The next day we took a bus to Rossaveal harbor.  While we were waiting for the bus, we had a hot chocolate made correctly with real milk and ground up chocolate at a small French restaurant named Le Petit Pois by a very friendly lady.  Le Petite Pois server netWe hopped on the bus to catch a ferry to the Aran Islands off the west coast of Ireland. inishmore ferry 5x7 net We went to Inishmore,  the largest of the 3 Aran islands, and it is like stepping back in time.  When we got off the ferry we found Tomas ( he is featured in Rick Steves’s 2004 video about the island) and his red van.  There were four couples that he piled into his mini van for a 3-hour tour of the island.   He took us to the end of the island to see the ruins of the seven churches.  There are actually only the remains of two 8 – 13th century churches and a graveyard.  seven churches cross 5x7 net  Then he drove us to the main tourist site, Dun Aonghasa, which is a iron age ring fort at the edge of a 300 foot cliff.  We had 2 hours on our own here at the fort.  Tomas told us that it was a 15 minute walk up to the fort.  Well, it turned out to be a 30 minute hike up hill.

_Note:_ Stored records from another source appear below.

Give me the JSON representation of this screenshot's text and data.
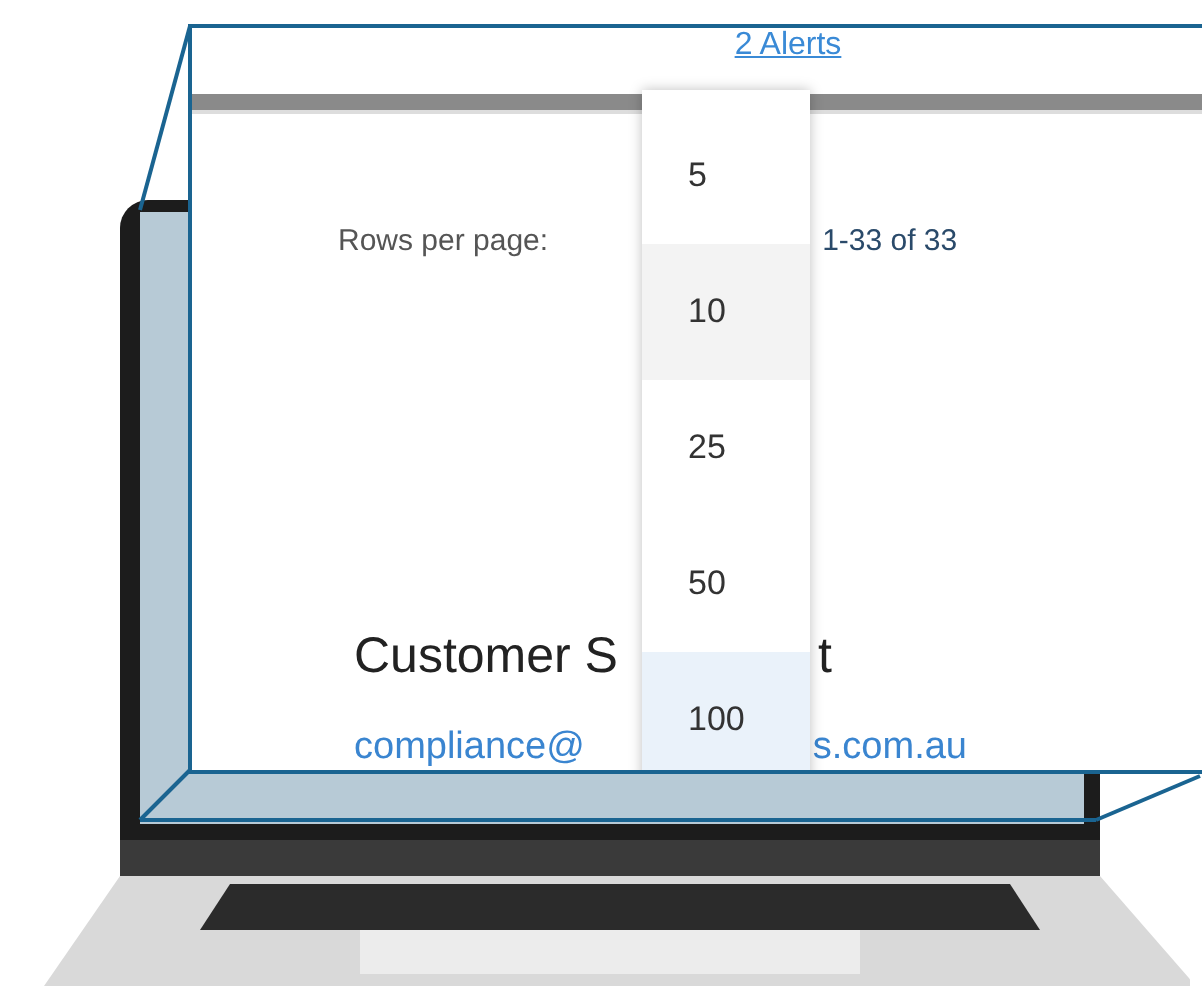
{
  "alerts_link": "2 Alerts",
  "pagination": {
    "rows_per_page_label": "Rows per page:",
    "range": "1-33 of 33"
  },
  "rows_per_page_menu": [
    {
      "label": "5",
      "highlighted": false,
      "selected": false
    },
    {
      "label": "10",
      "highlighted": true,
      "selected": false
    },
    {
      "label": "25",
      "highlighted": false,
      "selected": false
    },
    {
      "label": "50",
      "highlighted": false,
      "selected": false
    },
    {
      "label": "100",
      "highlighted": false,
      "selected": true
    }
  ],
  "footer": {
    "heading_parts": [
      "Customer S",
      "t"
    ],
    "email_parts": [
      "compliance@",
      "s.com.au"
    ]
  }
}
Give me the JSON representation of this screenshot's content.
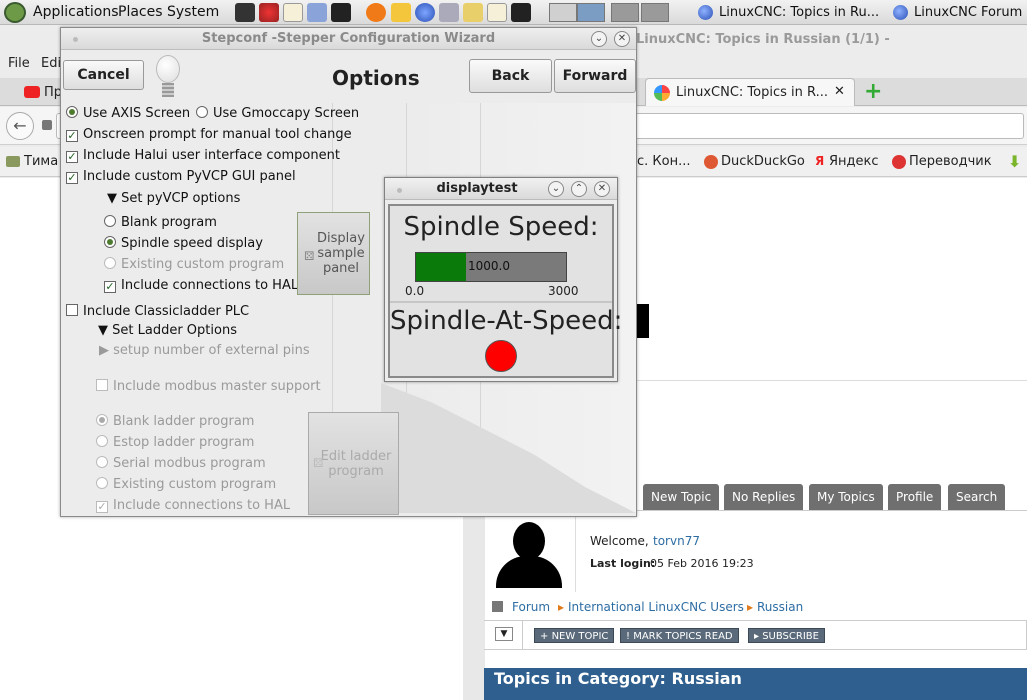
{
  "panel": {
    "menus": [
      "Applications",
      "Places",
      "System"
    ],
    "tasks": [
      "LinuxCNC: Topics in Ru...",
      "LinuxCNC Forum"
    ]
  },
  "firefox": {
    "title": "LinuxCNC: Topics in Russian (1/1) -",
    "menu": [
      "File",
      "Edi"
    ],
    "tabs": {
      "left": "Пр",
      "active": "LinuxCNC: Topics in R...",
      "close": "✕",
      "new": "+"
    },
    "bookmarks": {
      "left": "Тима",
      "items": [
        "с. Кон...",
        "DuckDuckGo",
        "Яндекс",
        "Переводчик"
      ]
    },
    "forum_nav": [
      "New Topic",
      "No Replies",
      "My Topics",
      "Profile",
      "Search"
    ],
    "profile": {
      "welcome": "Welcome,",
      "user": "torvn77",
      "last_login_label": "Last login:",
      "last_login": "05 Feb 2016 19:23"
    },
    "breadcrumb": [
      "Forum",
      "International LinuxCNC Users",
      "Russian"
    ],
    "actions": [
      "NEW TOPIC",
      "MARK TOPICS READ",
      "SUBSCRIBE"
    ],
    "category": "Topics in Category: Russian"
  },
  "stepconf": {
    "title": "Stepconf -Stepper Configuration Wizard",
    "heading": "Options",
    "cancel": "Cancel",
    "back": "Back",
    "forward": "Forward",
    "screen_options": [
      {
        "label": "Use AXIS Screen",
        "checked": true
      },
      {
        "label": "Use Gmoccapy Screen",
        "checked": false
      }
    ],
    "checks": [
      {
        "label": "Onscreen prompt for manual tool change",
        "checked": true
      },
      {
        "label": "Include Halui user interface component",
        "checked": true
      },
      {
        "label": "Include custom PyVCP GUI panel",
        "checked": true
      }
    ],
    "pyvcp_expander": "Set pyVCP options",
    "pyvcp_options": [
      "Blank program",
      "Spindle speed display",
      "Existing custom program"
    ],
    "pyvcp_hal": "Include connections to HAL",
    "display_btn": "Display sample panel",
    "classicladder": "Include Classicladder PLC",
    "ladder_expander": "Set Ladder Options",
    "ext_pins": "setup number of external pins",
    "modbus": "Include modbus master support",
    "ladder_options": [
      "Blank ladder program",
      "Estop ladder program",
      "Serial modbus program",
      "Existing custom program"
    ],
    "ladder_hal": "Include connections to HAL",
    "edit_btn": "Edit ladder program"
  },
  "displaytest": {
    "title": "displaytest",
    "speed_label": "Spindle Speed:",
    "speed_value": "1000.0",
    "speed_fraction": 0.333,
    "min": "0.0",
    "max": "3000",
    "at_speed_label": "Spindle-At-Speed:",
    "led_color": "#ff0000"
  }
}
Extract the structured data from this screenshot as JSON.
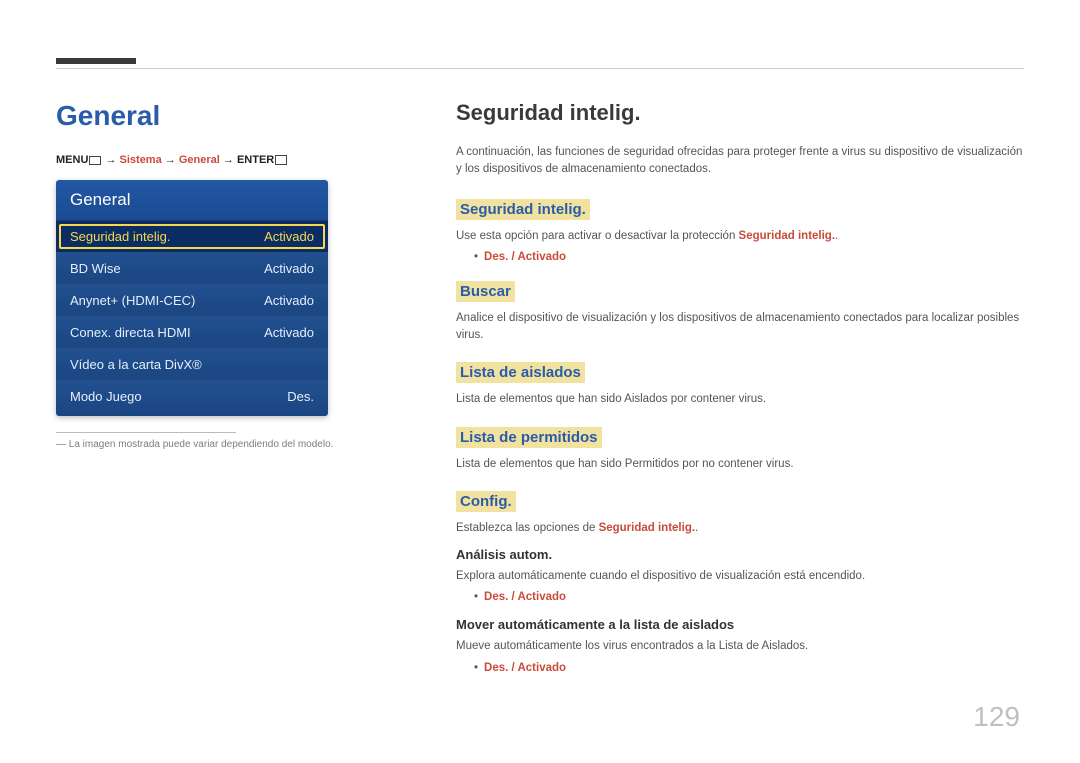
{
  "page_number": "129",
  "left": {
    "title": "General",
    "breadcrumb": {
      "menu": "MENU",
      "arrow": " → ",
      "red1": "Sistema",
      "red2": "General",
      "enter": "ENTER"
    },
    "panel_header": "General",
    "rows": [
      {
        "label": "Seguridad intelig.",
        "value": "Activado",
        "selected": true
      },
      {
        "label": "BD Wise",
        "value": "Activado",
        "selected": false
      },
      {
        "label": "Anynet+ (HDMI-CEC)",
        "value": "Activado",
        "selected": false
      },
      {
        "label": "Conex. directa HDMI",
        "value": "Activado",
        "selected": false
      },
      {
        "label": "Vídeo a la carta DivX®",
        "value": "",
        "selected": false
      },
      {
        "label": "Modo Juego",
        "value": "Des.",
        "selected": false
      }
    ],
    "footnote": "La imagen mostrada puede variar dependiendo del modelo.",
    "footnote_dash": "―"
  },
  "right": {
    "h1": "Seguridad intelig.",
    "intro": "A continuación, las funciones de seguridad ofrecidas para proteger frente a virus su dispositivo de visualización y los dispositivos de almacenamiento conectados.",
    "sec1": {
      "title": "Seguridad intelig.",
      "body_pre": "Use esta opción para activar o desactivar la protección ",
      "body_bold": "Seguridad intelig.",
      "body_post": ".",
      "bullet": "Des. / Activado"
    },
    "sec2": {
      "title": "Buscar",
      "body": "Analice el dispositivo de visualización y los dispositivos de almacenamiento conectados para localizar posibles virus."
    },
    "sec3": {
      "title": "Lista de aislados",
      "body": "Lista de elementos que han sido Aislados por contener virus."
    },
    "sec4": {
      "title": "Lista de permitidos",
      "body": "Lista de elementos que han sido Permitidos por no contener virus."
    },
    "sec5": {
      "title": "Config.",
      "body_pre": "Establezca las opciones de ",
      "body_bold": "Seguridad intelig.",
      "body_post": ".",
      "sub1": {
        "h": "Análisis autom.",
        "body": "Explora automáticamente cuando el dispositivo de visualización está encendido.",
        "bullet": "Des. / Activado"
      },
      "sub2": {
        "h": "Mover automáticamente a la lista de aislados",
        "body": "Mueve automáticamente los virus encontrados a la Lista de Aislados.",
        "bullet": "Des. / Activado"
      }
    }
  }
}
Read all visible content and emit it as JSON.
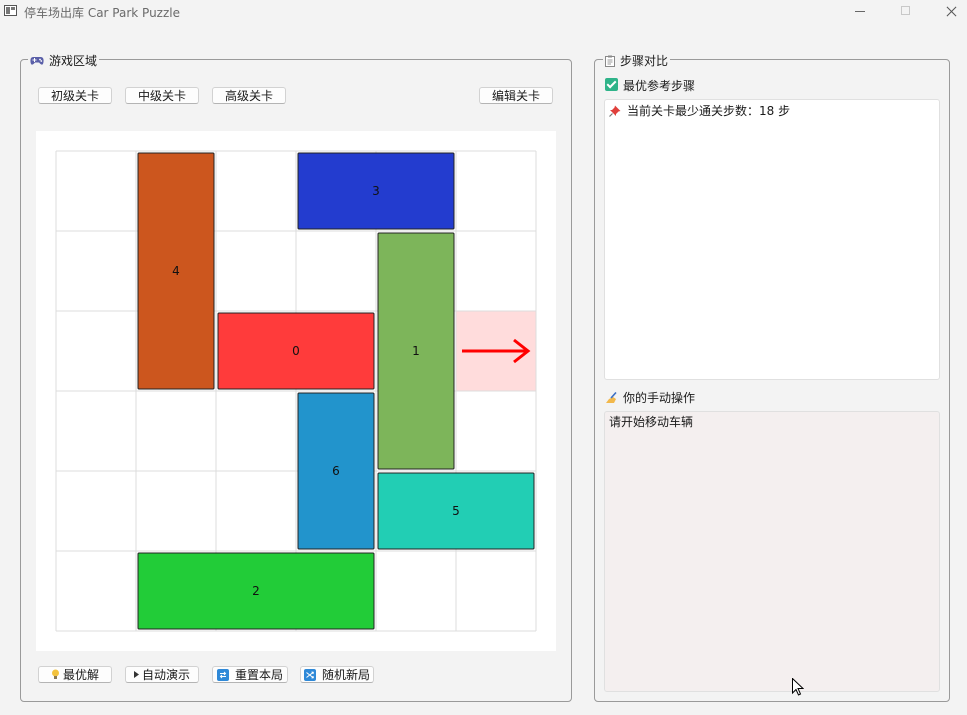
{
  "window": {
    "title": "停车场出库 Car Park Puzzle"
  },
  "game_area": {
    "title": "游戏区域",
    "icon": "gamepad-icon",
    "level_buttons": [
      "初级关卡",
      "中级关卡",
      "高级关卡"
    ],
    "edit_button": "编辑关卡",
    "board": {
      "rows": 6,
      "cols": 6,
      "exit": {
        "row": 2,
        "col": 5,
        "direction": "right",
        "color": "#ff0000",
        "highlight": "#ffdcdc"
      },
      "vehicles": [
        {
          "id": "0",
          "row": 2,
          "col": 2,
          "length": 2,
          "orientation": "horizontal",
          "color": "#ff3b3b"
        },
        {
          "id": "1",
          "row": 1,
          "col": 4,
          "length": 3,
          "orientation": "vertical",
          "color": "#7db55a"
        },
        {
          "id": "2",
          "row": 5,
          "col": 1,
          "length": 3,
          "orientation": "horizontal",
          "color": "#22cc38"
        },
        {
          "id": "3",
          "row": 0,
          "col": 3,
          "length": 2,
          "orientation": "horizontal",
          "color": "#233ccf"
        },
        {
          "id": "4",
          "row": 0,
          "col": 1,
          "length": 3,
          "orientation": "vertical",
          "color": "#cc561e"
        },
        {
          "id": "5",
          "row": 4,
          "col": 4,
          "length": 2,
          "orientation": "horizontal",
          "color": "#22ceb4"
        },
        {
          "id": "6",
          "row": 3,
          "col": 3,
          "length": 2,
          "orientation": "vertical",
          "color": "#2294cc"
        }
      ]
    },
    "action_buttons": [
      {
        "label": "最优解",
        "icon": "lightbulb-icon"
      },
      {
        "label": "自动演示",
        "icon": "play-icon"
      },
      {
        "label": "重置本局",
        "icon": "reset-icon"
      },
      {
        "label": "随机新局",
        "icon": "shuffle-icon"
      }
    ]
  },
  "steps_panel": {
    "title": "步骤对比",
    "icon": "clipboard-icon",
    "best_steps_checkbox": {
      "label": "最优参考步骤",
      "checked": true
    },
    "best_steps_text": "当前关卡最少通关步数：18 步",
    "best_steps_icon": "pin-icon",
    "manual_label": "你的手动操作",
    "manual_icon": "writing-hand-icon",
    "manual_text": "请开始移动车辆"
  },
  "colors": {
    "accent_checkbox": "#2fb389",
    "manual_box_bg": "#f4efef"
  }
}
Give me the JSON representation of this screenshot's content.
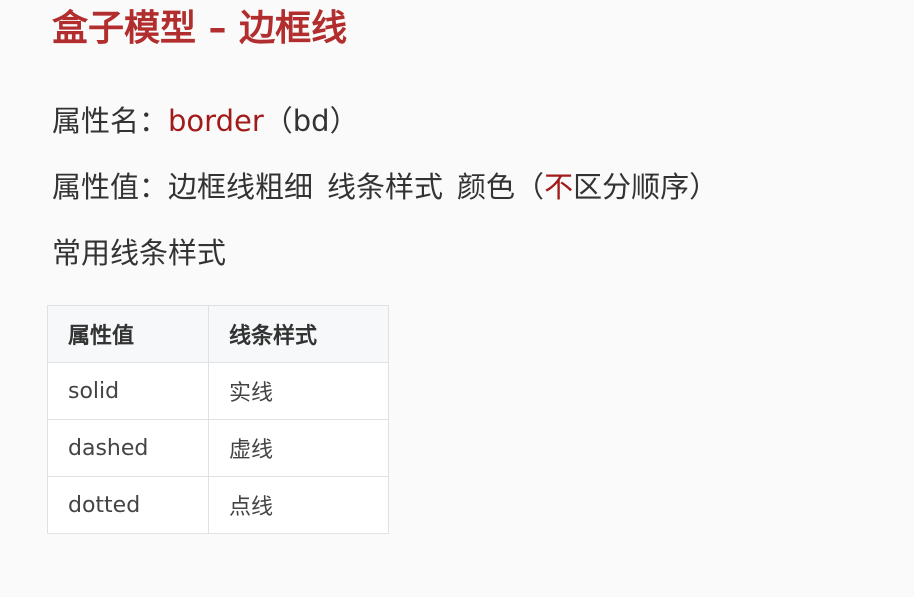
{
  "title": "盒子模型 – 边框线",
  "property_name": {
    "label": "属性名：",
    "value": "border",
    "alias": "（bd）"
  },
  "property_value": {
    "label": "属性值：",
    "part1": "边框线粗细",
    "part2": "线条样式",
    "part3": "颜色（",
    "emphasis": "不",
    "part4": "区分顺序）"
  },
  "common_styles_heading": "常用线条样式",
  "table": {
    "headers": [
      "属性值",
      "线条样式"
    ],
    "rows": [
      [
        "solid",
        "实线"
      ],
      [
        "dashed",
        "虚线"
      ],
      [
        "dotted",
        "点线"
      ]
    ]
  },
  "colors": {
    "title": "#b22d2d",
    "highlight": "#a11b1b",
    "text": "#333333",
    "border": "#dfe2e5"
  }
}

Dun Aonghasa long wayup 5x7 net

See those little people?  See that long trail of gravel and eventually big rocks? 

Here is a photograph of the last bit of the up hill trail.  David says that a little old lady was making it up to the fort , so he would too.Dun Aonghasa final way up 5x7 netWhen we made it through the rock doorway this is what we saw.

Dun Aonghasa walls 5x7 net

The trail to the inside walls.  These people were not taking any chances. This was a triple wall defense.

The walls formed a “C” shape around the cliff edge.  The cliff edge was a sheer drop down about 300 feet to the ocean.  There are no safety rails along the edge if you are stupid enough to slip and fall it is Irish natural selection. Dun Aonghasa cliffs 5x7 net Or tourist natural selection, as you can see here; that is a straight drop to the ocean.Dun Aonghasa tourists edge net

We made it back to the ferry landing with plenty of time to shop and have a drink.  When we got home , we were exhausted but happy.  We were on the Aran Islands and we love Ireland !